  13. R. Saidur, N.A. Rahim, M.R. Islam, K.H. Solangi. “Environmental impact of wind energy” ELSEVIER Renewable and Sustainable Energy Reviews 15 (2011) p. 2423-2430.
  14. NREL “Energy Analysis” Life Cycle assessment Harmonization. Available from:
  15. M. Sattler, A. Alsaleh. “Comprehensive life cycle assessment of large wind turbines in the US” Clean Technology Environment Policy 21, (2019) p. 887-903
  16. V. Schipani “Wind Energy’s Carbon Footprint” (2018). Available from:
  17. European Commission, “Albania 2021 Report” Strasbourg, 19.10.2021 SWD(2021) 289 final. Pg. 108-109. Available from: 2021_en

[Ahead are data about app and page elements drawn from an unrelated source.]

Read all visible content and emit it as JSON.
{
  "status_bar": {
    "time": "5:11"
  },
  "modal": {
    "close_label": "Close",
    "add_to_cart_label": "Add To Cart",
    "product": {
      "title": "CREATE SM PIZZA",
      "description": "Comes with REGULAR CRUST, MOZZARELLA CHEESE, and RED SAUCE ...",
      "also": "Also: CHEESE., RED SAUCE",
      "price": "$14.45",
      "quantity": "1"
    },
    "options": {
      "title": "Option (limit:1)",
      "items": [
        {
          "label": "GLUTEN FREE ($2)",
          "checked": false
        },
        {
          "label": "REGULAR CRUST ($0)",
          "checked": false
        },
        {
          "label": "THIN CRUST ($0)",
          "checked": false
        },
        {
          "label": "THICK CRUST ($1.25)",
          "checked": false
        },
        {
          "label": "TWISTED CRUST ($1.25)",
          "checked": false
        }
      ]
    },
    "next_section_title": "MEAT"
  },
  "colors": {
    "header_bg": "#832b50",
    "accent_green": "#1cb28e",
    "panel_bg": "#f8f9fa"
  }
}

  18. ERE. (2018), Republika e Shqipërisë, Gjend ja e Sektorit të Energjisë në Shq ipëri dhe Veprimtaria e ERE-S Gjatë Vitit 2018. Available from:
  19. J. Ebinger, “Albania’s energy sector: Vulnerable to climate change” Europe & Central Asia. Knowledge Brief. World Bank (2010) Volume 29. Available from:
  20. E. Bebi, J. Kaçani, E. Ismaili (2015) The assessment of wind potential in Mamaj, Tepelenë, Albania. IJEES Vo lume 5/2 (2015) pg 277-286) URL: e-5-2-2015
  21. A.P.W.M. Curvers, P.A. van der Werff "Identification of Variables for Site Calibration and Power Curve Assessment in Complex Terrain" October 2001, pg. 25-26
  22. Natural Resources Canada. “Clean Energy Project Analysis” RETScreen Engineering & Cases Textbook. Third Edition. (2005). ISBN: 0-662-39191-8
  23. IRENA (2021), Renewables Readiness Assessment “The Republic of Albania”, International Renewable Energy Agency, Abu Dhabi. pg.33.
  24. I. Krasniqi, F. Krasniqi, M. Limani, N. Daci, S. Gashi, F. Podvorica, A. Morina. “Raporti për prodhimin e energjisë elektrike në Kosovë” Akademia e Shkencave dhe e Arteve e Kosovës. (2020) ISBN 978-9951-26-024-4. Pg.11.
  25. B. Everett, G. Boyle, S. Peake, J. Ramage. Energy Systems and Sustainability. Power for a sustainable future. Second Edition. Chapter 5: Coal. Pg. 150.
  26. E. Bebi, L. Malka, I. Konomi, M. Alcani. “An Analysis towards a Sustainable Energy System in Albania Highly Supported by Large Scale Integration of Wind Resources: A Case Study of Mamaj Wind Farm” IJEEP (2021). Volume 11. Pg. 355-372.

Article full text

Download PDF